***** RECORDED INFORMATION *****

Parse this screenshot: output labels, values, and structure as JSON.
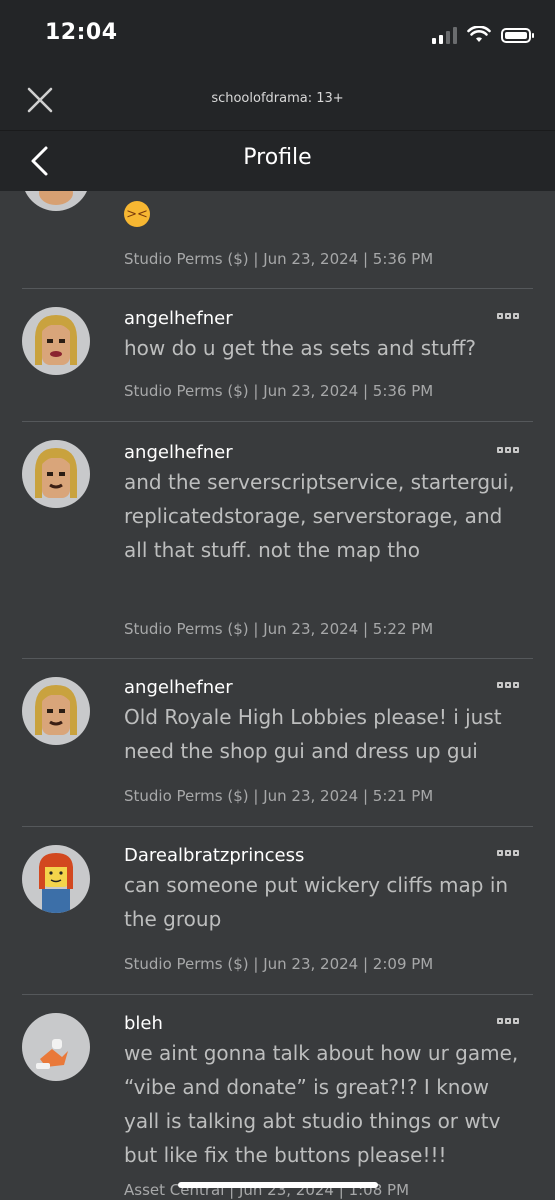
{
  "status_bar": {
    "time": "12:04"
  },
  "webview": {
    "title": "schoolofdrama: 13+"
  },
  "nav": {
    "title": "Profile"
  },
  "posts": [
    {
      "author": "",
      "message": "",
      "meta": "Studio Perms ($) | Jun 23, 2024 | 5:36 PM",
      "emoji": "persevering-face"
    },
    {
      "author": "angelhefner",
      "message": "how do u get the as sets and stuff?",
      "meta": "Studio Perms ($) | Jun 23, 2024 | 5:36 PM"
    },
    {
      "author": "angelhefner",
      "message": "and the serverscriptservice, startergui, replicatedstorage, serverstorage, and all that stuff. not the map tho",
      "meta": "Studio Perms ($) | Jun 23, 2024 | 5:22 PM"
    },
    {
      "author": "angelhefner",
      "message": "Old Royale High Lobbies please! i just need the shop gui and dress up gui",
      "meta": "Studio Perms ($) | Jun 23, 2024 | 5:21 PM"
    },
    {
      "author": "Darealbratzprincess",
      "message": "can someone put wickery cliffs map in the group",
      "meta": "Studio Perms ($) | Jun 23, 2024 | 2:09 PM"
    },
    {
      "author": "bleh",
      "message": "we aint gonna talk about how ur game, “vibe and donate” is great?!? I know yall is talking abt studio things or wtv but like fix the buttons please!!!",
      "meta": "Asset Central | Jun 23, 2024 | 1:08 PM"
    }
  ],
  "colors": {
    "background": "#393b3d",
    "header": "#232527",
    "text_secondary": "#bdbebe"
  }
}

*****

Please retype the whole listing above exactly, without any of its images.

Parse this screenshot: output labels, values, and structure as JSON.
{
  "status_bar": {
    "time": "12:04"
  },
  "webview": {
    "title": "schoolofdrama: 13+"
  },
  "nav": {
    "title": "Profile"
  },
  "posts": [
    {
      "author": "",
      "message": "",
      "meta": "Studio Perms ($) | Jun 23, 2024 | 5:36 PM",
      "emoji": "persevering-face"
    },
    {
      "author": "angelhefner",
      "message": "how do u get the as sets and stuff?",
      "meta": "Studio Perms ($) | Jun 23, 2024 | 5:36 PM"
    },
    {
      "author": "angelhefner",
      "message": "and the serverscriptservice, startergui, replicatedstorage, serverstorage, and all that stuff. not the map tho",
      "meta": "Studio Perms ($) | Jun 23, 2024 | 5:22 PM"
    },
    {
      "author": "angelhefner",
      "message": "Old Royale High Lobbies please! i just need the shop gui and dress up gui",
      "meta": "Studio Perms ($) | Jun 23, 2024 | 5:21 PM"
    },
    {
      "author": "Darealbratzprincess",
      "message": "can someone put wickery cliffs map in the group",
      "meta": "Studio Perms ($) | Jun 23, 2024 | 2:09 PM"
    },
    {
      "author": "bleh",
      "message": "we aint gonna talk about how ur game, “vibe and donate” is great?!? I know yall is talking abt studio things or wtv but like fix the buttons please!!!",
      "meta": "Asset Central | Jun 23, 2024 | 1:08 PM"
    }
  ],
  "colors": {
    "background": "#393b3d",
    "header": "#232527",
    "text_secondary": "#bdbebe"
  }
}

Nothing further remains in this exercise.